TASK PROMPT
Type the entries again, word for word.

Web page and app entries
* * * * * * * * *
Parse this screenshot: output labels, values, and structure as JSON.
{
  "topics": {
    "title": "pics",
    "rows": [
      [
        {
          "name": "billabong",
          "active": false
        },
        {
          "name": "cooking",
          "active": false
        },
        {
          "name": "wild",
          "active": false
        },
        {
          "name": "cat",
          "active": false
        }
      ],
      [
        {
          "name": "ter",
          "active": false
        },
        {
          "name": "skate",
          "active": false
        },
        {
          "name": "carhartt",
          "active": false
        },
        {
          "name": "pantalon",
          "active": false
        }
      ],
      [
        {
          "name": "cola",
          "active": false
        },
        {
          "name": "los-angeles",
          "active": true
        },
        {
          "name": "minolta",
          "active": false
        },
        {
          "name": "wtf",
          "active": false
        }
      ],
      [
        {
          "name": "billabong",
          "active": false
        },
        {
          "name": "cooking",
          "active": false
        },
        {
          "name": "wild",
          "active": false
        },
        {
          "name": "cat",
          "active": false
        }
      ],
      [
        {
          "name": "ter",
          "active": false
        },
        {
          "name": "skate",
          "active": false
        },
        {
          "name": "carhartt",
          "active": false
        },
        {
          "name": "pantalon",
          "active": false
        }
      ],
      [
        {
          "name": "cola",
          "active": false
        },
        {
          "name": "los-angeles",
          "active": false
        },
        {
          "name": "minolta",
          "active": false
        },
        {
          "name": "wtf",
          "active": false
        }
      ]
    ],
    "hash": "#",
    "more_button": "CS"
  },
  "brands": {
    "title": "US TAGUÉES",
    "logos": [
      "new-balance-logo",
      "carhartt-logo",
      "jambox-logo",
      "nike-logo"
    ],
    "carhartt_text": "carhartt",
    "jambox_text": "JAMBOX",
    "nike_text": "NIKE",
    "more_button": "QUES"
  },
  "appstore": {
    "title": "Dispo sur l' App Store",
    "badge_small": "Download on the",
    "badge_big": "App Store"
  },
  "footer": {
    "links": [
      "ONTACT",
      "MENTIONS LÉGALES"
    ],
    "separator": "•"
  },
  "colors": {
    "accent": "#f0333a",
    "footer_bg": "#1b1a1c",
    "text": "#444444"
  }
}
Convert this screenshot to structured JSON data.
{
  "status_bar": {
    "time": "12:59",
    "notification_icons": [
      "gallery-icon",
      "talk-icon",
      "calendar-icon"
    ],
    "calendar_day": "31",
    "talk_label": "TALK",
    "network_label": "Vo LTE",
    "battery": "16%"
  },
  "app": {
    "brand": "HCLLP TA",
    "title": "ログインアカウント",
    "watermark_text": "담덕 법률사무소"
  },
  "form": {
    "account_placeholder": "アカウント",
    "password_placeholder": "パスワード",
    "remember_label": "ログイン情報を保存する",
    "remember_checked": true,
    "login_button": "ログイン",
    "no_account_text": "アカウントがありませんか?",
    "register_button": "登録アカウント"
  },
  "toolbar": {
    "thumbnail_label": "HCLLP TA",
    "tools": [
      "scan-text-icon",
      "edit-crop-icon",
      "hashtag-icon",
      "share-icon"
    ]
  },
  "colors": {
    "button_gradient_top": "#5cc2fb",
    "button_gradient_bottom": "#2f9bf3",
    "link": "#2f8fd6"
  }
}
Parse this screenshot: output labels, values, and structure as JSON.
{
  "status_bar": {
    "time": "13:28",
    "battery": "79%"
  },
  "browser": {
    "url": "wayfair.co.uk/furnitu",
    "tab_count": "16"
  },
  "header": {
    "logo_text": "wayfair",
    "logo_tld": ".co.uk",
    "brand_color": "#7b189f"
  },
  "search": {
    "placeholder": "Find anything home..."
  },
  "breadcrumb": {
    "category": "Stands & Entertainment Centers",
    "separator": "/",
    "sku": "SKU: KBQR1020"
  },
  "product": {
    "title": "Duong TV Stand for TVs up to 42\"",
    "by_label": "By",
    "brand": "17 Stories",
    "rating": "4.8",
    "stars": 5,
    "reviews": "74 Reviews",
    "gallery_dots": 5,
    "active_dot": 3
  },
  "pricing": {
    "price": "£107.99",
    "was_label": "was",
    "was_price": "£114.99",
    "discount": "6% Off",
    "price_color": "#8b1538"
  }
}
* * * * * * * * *
REPLY
Parse this screenshot: output labels, values, and structure as JSON.
{
  "topics": {
    "title": "pics",
    "rows": [
      [
        {
          "name": "billabong",
          "active": false
        },
        {
          "name": "cooking",
          "active": false
        },
        {
          "name": "wild",
          "active": false
        },
        {
          "name": "cat",
          "active": false
        }
      ],
      [
        {
          "name": "ter",
          "active": false
        },
        {
          "name": "skate",
          "active": false
        },
        {
          "name": "carhartt",
          "active": false
        },
        {
          "name": "pantalon",
          "active": false
        }
      ],
      [
        {
          "name": "cola",
          "active": false
        },
        {
          "name": "los-angeles",
          "active": true
        },
        {
          "name": "minolta",
          "active": false
        },
        {
          "name": "wtf",
          "active": false
        }
      ],
      [
        {
          "name": "billabong",
          "active": false
        },
        {
          "name": "cooking",
          "active": false
        },
        {
          "name": "wild",
          "active": false
        },
        {
          "name": "cat",
          "active": false
        }
      ],
      [
        {
          "name": "ter",
          "active": false
        },
        {
          "name": "skate",
          "active": false
        },
        {
          "name": "carhartt",
          "active": false
        },
        {
          "name": "pantalon",
          "active": false
        }
      ],
      [
        {
          "name": "cola",
          "active": false
        },
        {
          "name": "los-angeles",
          "active": false
        },
        {
          "name": "minolta",
          "active": false
        },
        {
          "name": "wtf",
          "active": false
        }
      ]
    ],
    "hash": "#",
    "more_button": "CS"
  },
  "brands": {
    "title": "US TAGUÉES",
    "logos": [
      "new-balance-logo",
      "carhartt-logo",
      "jambox-logo",
      "nike-logo"
    ],
    "carhartt_text": "carhartt",
    "jambox_text": "JAMBOX",
    "nike_text": "NIKE",
    "more_button": "QUES"
  },
  "appstore": {
    "title": "Dispo sur l' App Store",
    "badge_small": "Download on the",
    "badge_big": "App Store"
  },
  "footer": {
    "links": [
      "ONTACT",
      "MENTIONS LÉGALES"
    ],
    "separator": "•"
  },
  "colors": {
    "accent": "#f0333a",
    "footer_bg": "#1b1a1c",
    "text": "#444444"
  }
}
Convert this screenshot to structured JSON data.
{
  "status_bar": {
    "time": "12:59",
    "notification_icons": [
      "gallery-icon",
      "talk-icon",
      "calendar-icon"
    ],
    "calendar_day": "31",
    "talk_label": "TALK",
    "network_label": "Vo LTE",
    "battery": "16%"
  },
  "app": {
    "brand": "HCLLP TA",
    "title": "ログインアカウント",
    "watermark_text": "담덕 법률사무소"
  },
  "form": {
    "account_placeholder": "アカウント",
    "password_placeholder": "パスワード",
    "remember_label": "ログイン情報を保存する",
    "remember_checked": true,
    "login_button": "ログイン",
    "no_account_text": "アカウントがありませんか?",
    "register_button": "登録アカウント"
  },
  "toolbar": {
    "thumbnail_label": "HCLLP TA",
    "tools": [
      "scan-text-icon",
      "edit-crop-icon",
      "hashtag-icon",
      "share-icon"
    ]
  },
  "colors": {
    "button_gradient_top": "#5cc2fb",
    "button_gradient_bottom": "#2f9bf3",
    "link": "#2f8fd6"
  }
}
Parse this screenshot: output labels, values, and structure as JSON.
{
  "status_bar": {
    "time": "13:28",
    "battery": "79%"
  },
  "browser": {
    "url": "wayfair.co.uk/furnitu",
    "tab_count": "16"
  },
  "header": {
    "logo_text": "wayfair",
    "logo_tld": ".co.uk",
    "brand_color": "#7b189f"
  },
  "search": {
    "placeholder": "Find anything home..."
  },
  "breadcrumb": {
    "category": "Stands & Entertainment Centers",
    "separator": "/",
    "sku": "SKU: KBQR1020"
  },
  "product": {
    "title": "Duong TV Stand for TVs up to 42\"",
    "by_label": "By",
    "brand": "17 Stories",
    "rating": "4.8",
    "stars": 5,
    "reviews": "74 Reviews",
    "gallery_dots": 5,
    "active_dot": 3
  },
  "pricing": {
    "price": "£107.99",
    "was_label": "was",
    "was_price": "£114.99",
    "discount": "6% Off",
    "price_color": "#8b1538"
  }
}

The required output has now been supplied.